** WORK TO BE COMPLETED **
Wherever a picture appears, skip it and retype the rest of the data exactly.

*** Opening of PROVIDED DATA ***

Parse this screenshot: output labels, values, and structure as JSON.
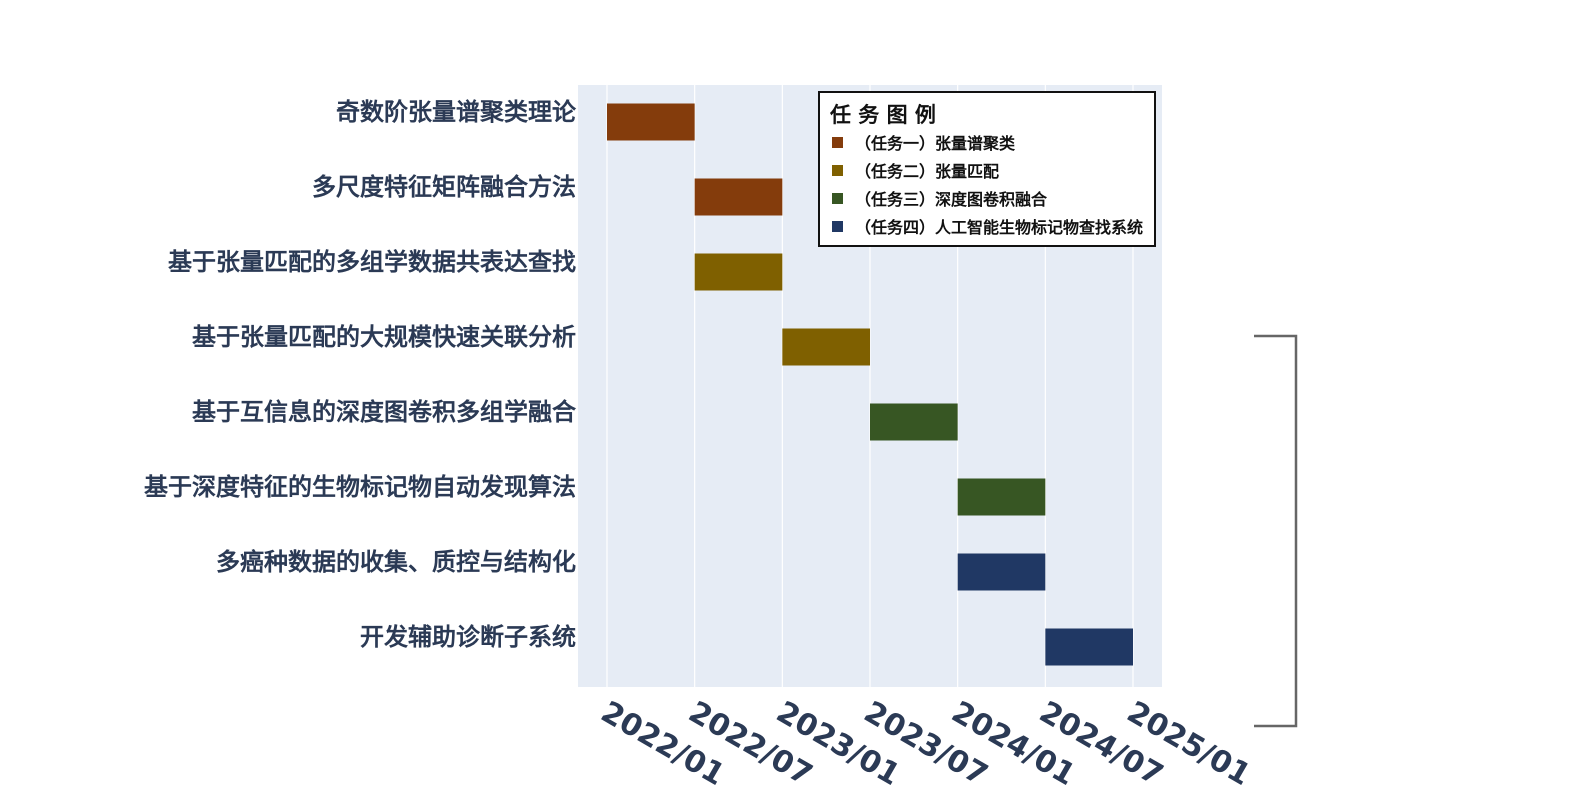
{
  "chart_data": {
    "type": "bar",
    "orientation": "horizontal",
    "subtype": "gantt",
    "grid": true,
    "legend_placement": "top-right",
    "legend_title": "任 务 图 例",
    "x_ticks": [
      "2022/01",
      "2022/07",
      "2023/01",
      "2023/07",
      "2024/01",
      "2024/07",
      "2025/01"
    ],
    "x_range": [
      "2021/11",
      "2025/02"
    ],
    "series": [
      {
        "key": "t1",
        "name": "（任务一）张量谱聚类",
        "color": "#843c0c"
      },
      {
        "key": "t2",
        "name": "（任务二）张量匹配",
        "color": "#7f6000"
      },
      {
        "key": "t3",
        "name": "（任务三）深度图卷积融合",
        "color": "#375623"
      },
      {
        "key": "t4",
        "name": "（任务四）人工智能生物标记物查找系统",
        "color": "#203864"
      }
    ],
    "tasks": [
      {
        "label": "奇数阶张量谱聚类理论",
        "start": "2022/01",
        "end": "2022/07",
        "series": "t1"
      },
      {
        "label": "多尺度特征矩阵融合方法",
        "start": "2022/07",
        "end": "2023/01",
        "series": "t1"
      },
      {
        "label": "基于张量匹配的多组学数据共表达查找",
        "start": "2022/07",
        "end": "2023/01",
        "series": "t2"
      },
      {
        "label": "基于张量匹配的大规模快速关联分析",
        "start": "2023/01",
        "end": "2023/07",
        "series": "t2"
      },
      {
        "label": "基于互信息的深度图卷积多组学融合",
        "start": "2023/07",
        "end": "2024/01",
        "series": "t3"
      },
      {
        "label": "基于深度特征的生物标记物自动发现算法",
        "start": "2024/01",
        "end": "2024/07",
        "series": "t3"
      },
      {
        "label": "多癌种数据的收集、质控与结构化",
        "start": "2024/01",
        "end": "2024/07",
        "series": "t4"
      },
      {
        "label": "开发辅助诊断子系统",
        "start": "2024/07",
        "end": "2025/01",
        "series": "t4"
      }
    ],
    "colors": {
      "plot_background": "#e6ecf5",
      "text": "#2b3a55",
      "grid": "#ffffff",
      "bracket": "#666666"
    }
  }
}
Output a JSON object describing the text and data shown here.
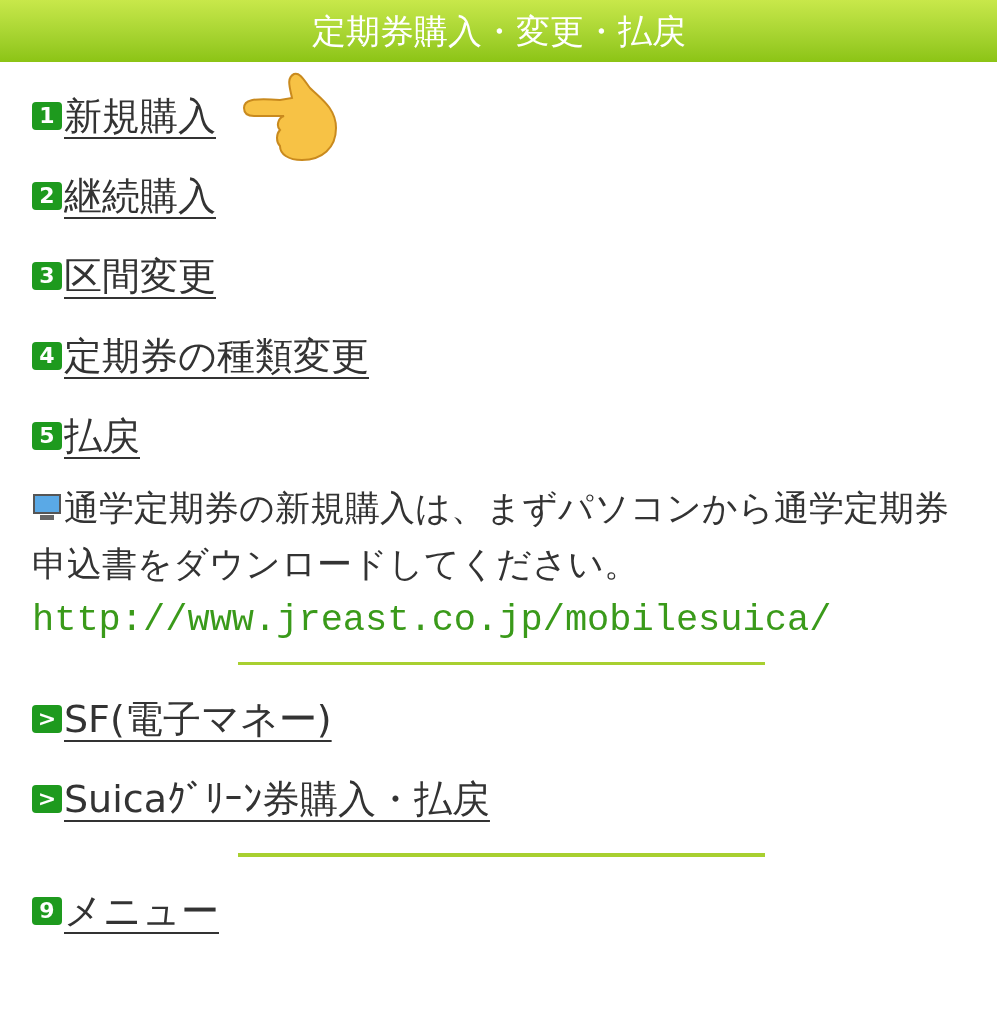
{
  "header": {
    "title": "定期券購入・変更・払戻"
  },
  "menu_items": [
    {
      "badge": "1",
      "label": "新規購入",
      "pointer": true
    },
    {
      "badge": "2",
      "label": "継続購入",
      "pointer": false
    },
    {
      "badge": "3",
      "label": "区間変更",
      "pointer": false
    },
    {
      "badge": "4",
      "label": "定期券の種類変更",
      "pointer": false
    },
    {
      "badge": "5",
      "label": "払戻",
      "pointer": false
    }
  ],
  "notice": {
    "text": "通学定期券の新規購入は、まずパソコンから通学定期券申込書をダウンロードしてください。",
    "url": "http://www.jreast.co.jp/mobilesuica/"
  },
  "related_links": [
    {
      "badge": ">",
      "label": "SF(電子マネー)"
    },
    {
      "badge": ">",
      "label": "Suicaｸﾞﾘｰﾝ券購入・払戻"
    }
  ],
  "footer_links": [
    {
      "badge": "9",
      "label": "メニュー"
    }
  ]
}
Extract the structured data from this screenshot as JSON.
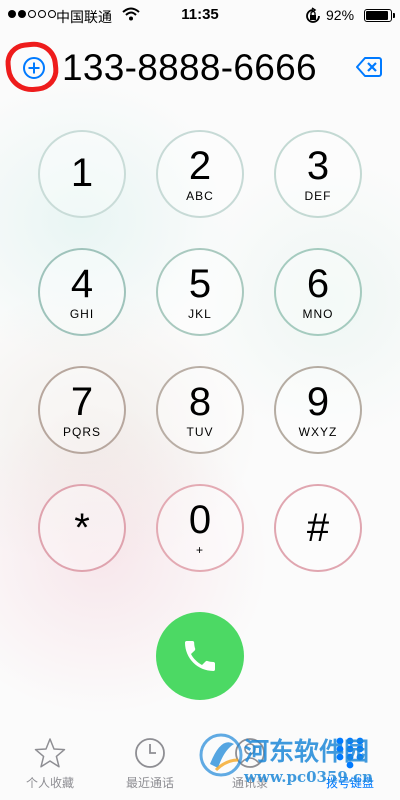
{
  "status_bar": {
    "carrier": "中国联通",
    "time": "11:35",
    "battery": "92%",
    "battery_level": 0.92,
    "signal_bars": 2
  },
  "dialer": {
    "number": "133-8888-6666",
    "add_contact_icon": "plus-circle-icon",
    "delete_icon": "backspace-icon"
  },
  "keys": [
    {
      "digit": "1",
      "letters": ""
    },
    {
      "digit": "2",
      "letters": "ABC"
    },
    {
      "digit": "3",
      "letters": "DEF"
    },
    {
      "digit": "4",
      "letters": "GHI"
    },
    {
      "digit": "5",
      "letters": "JKL"
    },
    {
      "digit": "6",
      "letters": "MNO"
    },
    {
      "digit": "7",
      "letters": "PQRS"
    },
    {
      "digit": "8",
      "letters": "TUV"
    },
    {
      "digit": "9",
      "letters": "WXYZ"
    },
    {
      "digit": "*",
      "letters": ""
    },
    {
      "digit": "0",
      "letters": "+"
    },
    {
      "digit": "#",
      "letters": ""
    }
  ],
  "call_button": {
    "icon": "phone-icon",
    "color": "#4cd964"
  },
  "tabs": [
    {
      "label": "个人收藏",
      "icon": "star-icon"
    },
    {
      "label": "最近通话",
      "icon": "clock-icon"
    },
    {
      "label": "通讯录",
      "icon": "contacts-icon"
    },
    {
      "label": "拨号键盘",
      "icon": "keypad-icon",
      "active": true
    }
  ],
  "watermark": {
    "title": "河东软件园",
    "url": "www.pc0359.cn"
  },
  "colors": {
    "accent": "#007aff",
    "call_green": "#4cd964",
    "highlight_red": "#ee1c1c",
    "inactive_gray": "#8e8e93"
  }
}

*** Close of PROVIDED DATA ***

** YOUR SOLUTION **
Parse this screenshot: output labels, values, and structure as JSON.
{
  "chart_data": {
    "type": "bar",
    "orientation": "horizontal",
    "subtype": "gantt",
    "grid": true,
    "legend_placement": "top-right",
    "legend_title": "任 务 图 例",
    "x_ticks": [
      "2022/01",
      "2022/07",
      "2023/01",
      "2023/07",
      "2024/01",
      "2024/07",
      "2025/01"
    ],
    "x_range": [
      "2021/11",
      "2025/02"
    ],
    "series": [
      {
        "key": "t1",
        "name": "（任务一）张量谱聚类",
        "color": "#843c0c"
      },
      {
        "key": "t2",
        "name": "（任务二）张量匹配",
        "color": "#7f6000"
      },
      {
        "key": "t3",
        "name": "（任务三）深度图卷积融合",
        "color": "#375623"
      },
      {
        "key": "t4",
        "name": "（任务四）人工智能生物标记物查找系统",
        "color": "#203864"
      }
    ],
    "tasks": [
      {
        "label": "奇数阶张量谱聚类理论",
        "start": "2022/01",
        "end": "2022/07",
        "series": "t1"
      },
      {
        "label": "多尺度特征矩阵融合方法",
        "start": "2022/07",
        "end": "2023/01",
        "series": "t1"
      },
      {
        "label": "基于张量匹配的多组学数据共表达查找",
        "start": "2022/07",
        "end": "2023/01",
        "series": "t2"
      },
      {
        "label": "基于张量匹配的大规模快速关联分析",
        "start": "2023/01",
        "end": "2023/07",
        "series": "t2"
      },
      {
        "label": "基于互信息的深度图卷积多组学融合",
        "start": "2023/07",
        "end": "2024/01",
        "series": "t3"
      },
      {
        "label": "基于深度特征的生物标记物自动发现算法",
        "start": "2024/01",
        "end": "2024/07",
        "series": "t3"
      },
      {
        "label": "多癌种数据的收集、质控与结构化",
        "start": "2024/01",
        "end": "2024/07",
        "series": "t4"
      },
      {
        "label": "开发辅助诊断子系统",
        "start": "2024/07",
        "end": "2025/01",
        "series": "t4"
      }
    ],
    "colors": {
      "plot_background": "#e6ecf5",
      "text": "#2b3a55",
      "grid": "#ffffff",
      "bracket": "#666666"
    }
  }
}
Output a JSON object describing the text and data shown here.
{
  "header": {
    "title": "定期券購入・変更・払戻"
  },
  "menu_items": [
    {
      "badge": "1",
      "label": "新規購入",
      "pointer": true
    },
    {
      "badge": "2",
      "label": "継続購入",
      "pointer": false
    },
    {
      "badge": "3",
      "label": "区間変更",
      "pointer": false
    },
    {
      "badge": "4",
      "label": "定期券の種類変更",
      "pointer": false
    },
    {
      "badge": "5",
      "label": "払戻",
      "pointer": false
    }
  ],
  "notice": {
    "text": "通学定期券の新規購入は、まずパソコンから通学定期券申込書をダウンロードしてください。",
    "url": "http://www.jreast.co.jp/mobilesuica/"
  },
  "related_links": [
    {
      "badge": ">",
      "label": "SF(電子マネー)"
    },
    {
      "badge": ">",
      "label": "Suicaｸﾞﾘｰﾝ券購入・払戻"
    }
  ],
  "footer_links": [
    {
      "badge": "9",
      "label": "メニュー"
    }
  ]
}
Extract the structured data from this screenshot as JSON.
{
  "status_bar": {
    "carrier": "中国联通",
    "time": "11:35",
    "battery": "92%",
    "battery_level": 0.92,
    "signal_bars": 2
  },
  "dialer": {
    "number": "133-8888-6666",
    "add_contact_icon": "plus-circle-icon",
    "delete_icon": "backspace-icon"
  },
  "keys": [
    {
      "digit": "1",
      "letters": ""
    },
    {
      "digit": "2",
      "letters": "ABC"
    },
    {
      "digit": "3",
      "letters": "DEF"
    },
    {
      "digit": "4",
      "letters": "GHI"
    },
    {
      "digit": "5",
      "letters": "JKL"
    },
    {
      "digit": "6",
      "letters": "MNO"
    },
    {
      "digit": "7",
      "letters": "PQRS"
    },
    {
      "digit": "8",
      "letters": "TUV"
    },
    {
      "digit": "9",
      "letters": "WXYZ"
    },
    {
      "digit": "*",
      "letters": ""
    },
    {
      "digit": "0",
      "letters": "+"
    },
    {
      "digit": "#",
      "letters": ""
    }
  ],
  "call_button": {
    "icon": "phone-icon",
    "color": "#4cd964"
  },
  "tabs": [
    {
      "label": "个人收藏",
      "icon": "star-icon"
    },
    {
      "label": "最近通话",
      "icon": "clock-icon"
    },
    {
      "label": "通讯录",
      "icon": "contacts-icon"
    },
    {
      "label": "拨号键盘",
      "icon": "keypad-icon",
      "active": true
    }
  ],
  "watermark": {
    "title": "河东软件园",
    "url": "www.pc0359.cn"
  },
  "colors": {
    "accent": "#007aff",
    "call_green": "#4cd964",
    "highlight_red": "#ee1c1c",
    "inactive_gray": "#8e8e93"
  }
}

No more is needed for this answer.